A disinterested observer might be forgiven for thinking that white, rural voters have been in a generations-long rush to replace their “vanishing way of life,” with modern conveniences.  So, exactly which bits of that vaunted “way of life” are these people so upset to see disappear?

It’s not hunting, often cited as a way for fathers to bond with sons.  No one is even vaguely suggesting any measures that would impinge on that “way of life.”  There’s no need for “Second Amendment sanctuary counties” to protect hunting.  Even the arugula-eaters moving out here from the city understand that the deer population is, absent wolves and other predators, out of control and needs to be hunted.  They eat our landscaping.  They bring ticks.  They run out into the road and damage our Prisuses.  Restaurants serving farm-to-table menus proudly feature venison, local rabbit, and pheasant.  I guran-damn-tee you that hunting, as a “way of life” is not under any danger.

So, if it’s not any of the things discussed above and if it’s not hunting, what IS the “vanishing way of life” that has these voters so upset?

Perhaps they think that the “vanishing way of life” that we should protect involves unregulated access to the kinds of automatic weapons that can kill dozens of schoolchildren within minutes?  Those weapons certainly weren’t a part of this “vanishing way of life” until quite recently.  Grandpa got by without them; he had, at most, a hunting rifle and a shotgun to kill rabbits.  And if their “way of life” actually depends upon allowing domestic abusers the ability to shoot up schools, churches, and movie theaters, well, I’m sorry, but your way of life DOES have to go in order to protect the lives of the rest of us.  Your “lost way of life” doesn’t get an override on the literal lives of the children sitting in school or the people at Wednesday bible study.

In the end, I suspect that, when we shine a bright light on the framing, the “vanishing way of life” being discussed is mostly to do with the beginning of the end of patriarchy, an end to evangelical control of government, and the worry that urban (read:  often black, often immigrant, often college-educated, way too often feminist ) voters may be as unsympathetic to rural voters as those rural voters were when they were in control.  I suspect that quite a lot of it has to do with declining white supremacy.
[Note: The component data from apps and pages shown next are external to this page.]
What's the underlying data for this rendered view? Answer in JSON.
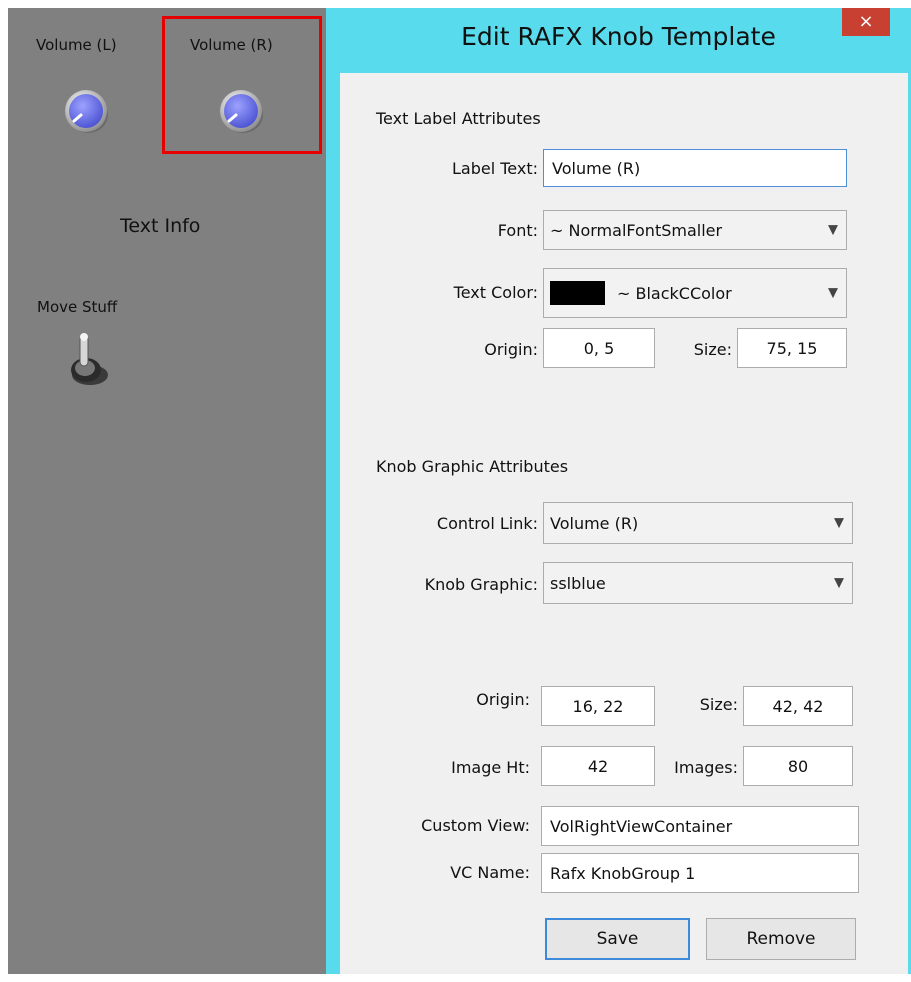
{
  "left_panel": {
    "knob_l_label": "Volume (L)",
    "knob_r_label": "Volume (R)",
    "text_info": "Text Info",
    "switch_label": "Move Stuff"
  },
  "dialog": {
    "title": "Edit RAFX Knob Template",
    "close_glyph": "×",
    "text_section": {
      "heading": "Text Label Attributes",
      "label_text_label": "Label Text:",
      "label_text_value": "Volume (R)",
      "font_label": "Font:",
      "font_value": "~ NormalFontSmaller",
      "text_color_label": "Text Color:",
      "text_color_value": "~ BlackCColor",
      "text_color_swatch": "#000000",
      "origin_label": "Origin:",
      "origin_value": "0, 5",
      "size_label": "Size:",
      "size_value": "75, 15"
    },
    "knob_section": {
      "heading": "Knob Graphic Attributes",
      "control_link_label": "Control Link:",
      "control_link_value": "Volume (R)",
      "knob_graphic_label": "Knob Graphic:",
      "knob_graphic_value": "sslblue",
      "origin_label": "Origin:",
      "origin_value": "16, 22",
      "size_label": "Size:",
      "size_value": "42, 42",
      "image_ht_label": "Image Ht:",
      "image_ht_value": "42",
      "images_label": "Images:",
      "images_value": "80",
      "custom_view_label": "Custom View:",
      "custom_view_value": "VolRightViewContainer",
      "vc_name_label": "VC Name:",
      "vc_name_value": "Rafx KnobGroup 1"
    },
    "buttons": {
      "save": "Save",
      "remove": "Remove"
    }
  },
  "colors": {
    "panel_gray": "#808080",
    "dialog_cyan": "#58dced",
    "selection_red": "#e60000",
    "knob_blue": "#6f74e3"
  }
}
Always stop and ask what concepts/premises/conclusions are being slipped in via framing.  Be willing to call out the media on these tropes.

I’m upset about my “vanishing way of life” — the one that didn’t involve massive climate change.  Maybe someone would like to write an article about that.

*I’ll just note that in recent years, conservatives have stepped up efforts to stop more liberal urban areas from adopting measures — higher minimum wages, bans on plastic bags, protections for LGBTQ people — that differ from the rest of the state.  So it’s fascinating to see those same groups now demanding that rural counties can opt out of any statewide gun safety legislation.  See, e.g., Virginia’s Dillon Rule and its application.  You can have one, or the other, guys, but not both.  I know.  Adulting is difficult.

Picture found here.